Farah said that 65,000 copies of Corsi's book were printed and distributed. He claimed that one retail shop returned its copies of the book in response to the Esquire article.
Klayman asserted that the fact the Esquire blog post was tagged as satire was not a mitigating factor in his lawsuit. Farah said the post's reference to "Capricorn One" -- a movie about a faked moon landing -- was not a sufficient clue to the satirical nature of the post because so much of the article was untrue. This led to a mini-rant by Klayman about the falsehoods in his Wikipedia profile "which we have not been able to correct." (Note to Klayman: That's not how Wikipedia works.)
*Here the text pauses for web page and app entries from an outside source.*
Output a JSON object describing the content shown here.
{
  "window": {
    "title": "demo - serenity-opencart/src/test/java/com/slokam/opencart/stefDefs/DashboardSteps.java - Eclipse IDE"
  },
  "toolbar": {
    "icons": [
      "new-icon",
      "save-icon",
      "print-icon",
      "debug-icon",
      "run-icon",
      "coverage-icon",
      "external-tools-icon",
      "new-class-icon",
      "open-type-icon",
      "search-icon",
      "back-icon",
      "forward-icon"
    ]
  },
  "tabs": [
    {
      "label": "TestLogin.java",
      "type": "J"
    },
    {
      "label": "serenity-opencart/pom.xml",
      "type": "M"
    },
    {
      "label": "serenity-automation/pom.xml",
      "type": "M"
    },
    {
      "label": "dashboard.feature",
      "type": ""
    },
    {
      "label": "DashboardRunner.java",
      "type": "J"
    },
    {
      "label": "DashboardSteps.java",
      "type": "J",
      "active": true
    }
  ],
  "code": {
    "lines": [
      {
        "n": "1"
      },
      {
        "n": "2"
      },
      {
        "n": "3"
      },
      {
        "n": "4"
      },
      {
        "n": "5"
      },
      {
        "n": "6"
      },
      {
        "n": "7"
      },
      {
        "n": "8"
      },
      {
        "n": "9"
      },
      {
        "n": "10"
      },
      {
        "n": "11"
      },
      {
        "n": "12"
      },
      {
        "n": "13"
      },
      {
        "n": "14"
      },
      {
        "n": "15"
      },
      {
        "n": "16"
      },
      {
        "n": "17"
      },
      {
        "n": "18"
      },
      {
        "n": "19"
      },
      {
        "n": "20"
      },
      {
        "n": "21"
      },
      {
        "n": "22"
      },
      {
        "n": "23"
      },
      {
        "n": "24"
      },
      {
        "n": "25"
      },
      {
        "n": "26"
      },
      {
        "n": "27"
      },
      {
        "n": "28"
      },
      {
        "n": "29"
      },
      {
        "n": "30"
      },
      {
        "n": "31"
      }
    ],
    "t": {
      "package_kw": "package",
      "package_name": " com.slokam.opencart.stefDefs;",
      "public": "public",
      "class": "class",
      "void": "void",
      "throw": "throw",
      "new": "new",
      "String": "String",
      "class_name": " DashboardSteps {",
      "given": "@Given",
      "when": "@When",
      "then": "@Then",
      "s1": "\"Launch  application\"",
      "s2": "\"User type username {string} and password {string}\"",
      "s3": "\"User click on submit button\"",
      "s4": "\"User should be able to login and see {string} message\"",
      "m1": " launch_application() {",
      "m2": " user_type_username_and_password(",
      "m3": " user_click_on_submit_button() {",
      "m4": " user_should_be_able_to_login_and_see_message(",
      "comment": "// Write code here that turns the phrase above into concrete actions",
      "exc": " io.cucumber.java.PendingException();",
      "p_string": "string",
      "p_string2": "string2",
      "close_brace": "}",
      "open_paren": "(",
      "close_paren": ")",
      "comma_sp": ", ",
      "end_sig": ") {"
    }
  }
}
I asked Klayman why he thinks he will do better in this lawsuit than he did in the lawsuit he filed on WND's behalf last year against the White House Correspondents Association over its refusal to sell WND as many tickets as it demanded for the annual correspondents' dinner, a lawsuit that was swiftly tossed out of court. Klayman brusquely replied: "Well, first of all, we decided not to pursue that. But the issue here is this case, not that case, so if you want to relive that case, we'll do that some other time."
I pointed out to Corsi that, his and Farah's assertions to the contrary, there are people who will defend the authenticity of the PDF birth certificate or at least rebut its attackers, such as Dr. Conspiracy's detailed rebuttal of the Ken Vogt analysis that Corsi devoted three WND articles to. Corsi's response was a curious one: After calling Dr. Conspiracy "one of my favorites," Corsi said, 'I'll be writing about Dr. Conspiracy in the next few days. I'll be exposing his background, his entire credentials, his involvement with his company. I've got a detailed -- I just haven't had time to write it up."
When I asked Corsi why he's personally attacking his critics by digging into their backgrounds, Corsi suddenly softened his tone: "I'm sorry, I said I would evaluate his credentials. It's not a personal attack, but we're going to evaluate his credentials in his point-by-point."
Finally, I tried to ask Farah if he could confirm Tim Adams' assertion that the affidavit he signed claiming that he had been told that no copy of Obama's birth certificate existed in state files was created by WND-affiliated lawyers. Here's how that exchange went:
FARAH: I really don't -- Terry, If you want to obsess about stuff like that, I invite you to do so. I would really like to focus on why the president of the United States and the White House are issuing bogus birth certificates rather than why somebody at WorldNetDaily, which lawyer they consulted to --
ME: But if you're creating news to forward the story --
FARAH: Terry, we all know your work.
ME: You're creating news and not reporting it.
FARAH: We appreciate all of the attention that you devote to WND.com. Thanks very much.
And with that the press conference came to an abrupt end.
Given Farah's abject refusal to answer such a simple question, we suspect Farah really doesn't appreciate the kind of attention from us that forces him and his website to be held accountable for their actions.